“Stop, stop, for God's sake, stop!” cried Eldrido; but his voice found an echo only in the breeze. It was a fearful sight.
At length the bridle fell from Rosa's hands; she clenched hold of the horse's mane; the agony of fear prevented her uttering a single cry; her face was lividly pale, her eyes distended, whilst large drops stood upon her brow.
The animal paused for one instant, stood for a moment at the base of a large mountain. “Oh!” faintly moaned Rosa—but it was only one plaintive exclamation, and that one was the last.
With one impetuous bound the animal stood upon the mountain's brow; another moment, and he dashed, with frightful velocity, down the valley below.
It was over : not a sound escaped from the child's lips, but her little innocent heart had ceased to beat—life's pulse was still !
And still shone the pale moon,—and the lambent stars were lighting the spot,—and the breeze was as quiet, all as serene—but poor Rosa was dead!
Presently Eldrido dismounted, and stood upon the mountain's brow, and cautiously descending the ravine, he stood a horrorstricken spectator of the dreadful sight. Horse and rider were dead; and her he had so bravely rescued was a mass of disfigurement, a shockingly livid corpse. The body was too repulsive to be touched, and, sick at heart, the poor youth remounted his horse, nor did he stop its speed till he reached the baron's mansion.
A change came o’er the spirit of my dream.
Return we now to the characters first introduced to my reader's notice. Many weeks have elapsed, and in this changing life fate places its imperious “veto” upon our paths of happiness, and by its predestined fiat chequers at pleasure our most darling projects. Yet, amidst a

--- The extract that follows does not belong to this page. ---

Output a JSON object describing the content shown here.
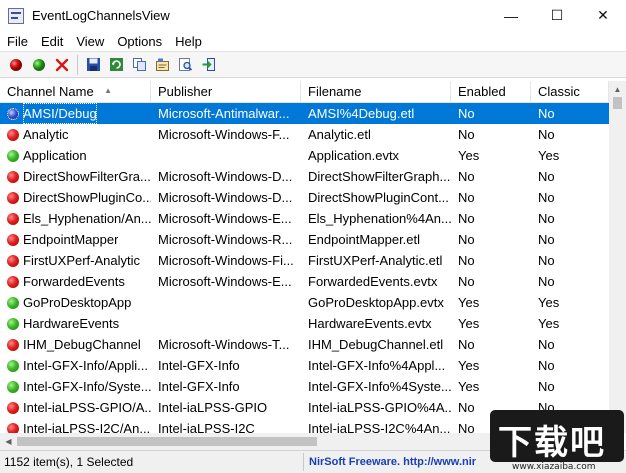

certain degree of fatality, which almost all men allow, we can trace a preordination which the “ veto” of fate cannot command—this not the hand of destiny, but the hand of One unspeakably good.
Many characters introduced in a novel glide through the pages without trial or misfortune ; many, on the contrary, are led through a series of difficulties; at times perhaps they may appear exaggerated, but how many readers have shed tears over the recollection of trials as severe which it has been their sad lot to encounter.
The sudden gloom thrown over a house when illness attains the mastery has too often been described, and, alas ! too often been witnessed to require description. The closed blinds, the noiseless tread, the suppressed sobs, the low moans of the sufferer, the breathless anxiety with which the visit of the physician is hailed, all this throws
a chord of sadness over the author's pen, as if aware that many must shed a recol. lective tear.
How changed was Cunnington Abbey ! Lady Cunnington's dignified step had lost its measured tread ; tremulously, nervously she glided into the sick chamber of Augustus Lord Cunnington, her kind, her noble-hearted husband, whose tide of life was slowly ebbing away.
Lady Cunnington's grief was neither violent nor unrestrained ; indeed, very common-minded menials were not slow in saying, “My lady don't seem to take it to heart.” She did take it to heart; but in that exalted heart there existed the deepest religion—that vital religion which lifted her " in the flesh, above the flesh,” and left her soul tranquil and resigned. Well Lady Cunnington knew that death would hring no terrors to her virtuous husband ;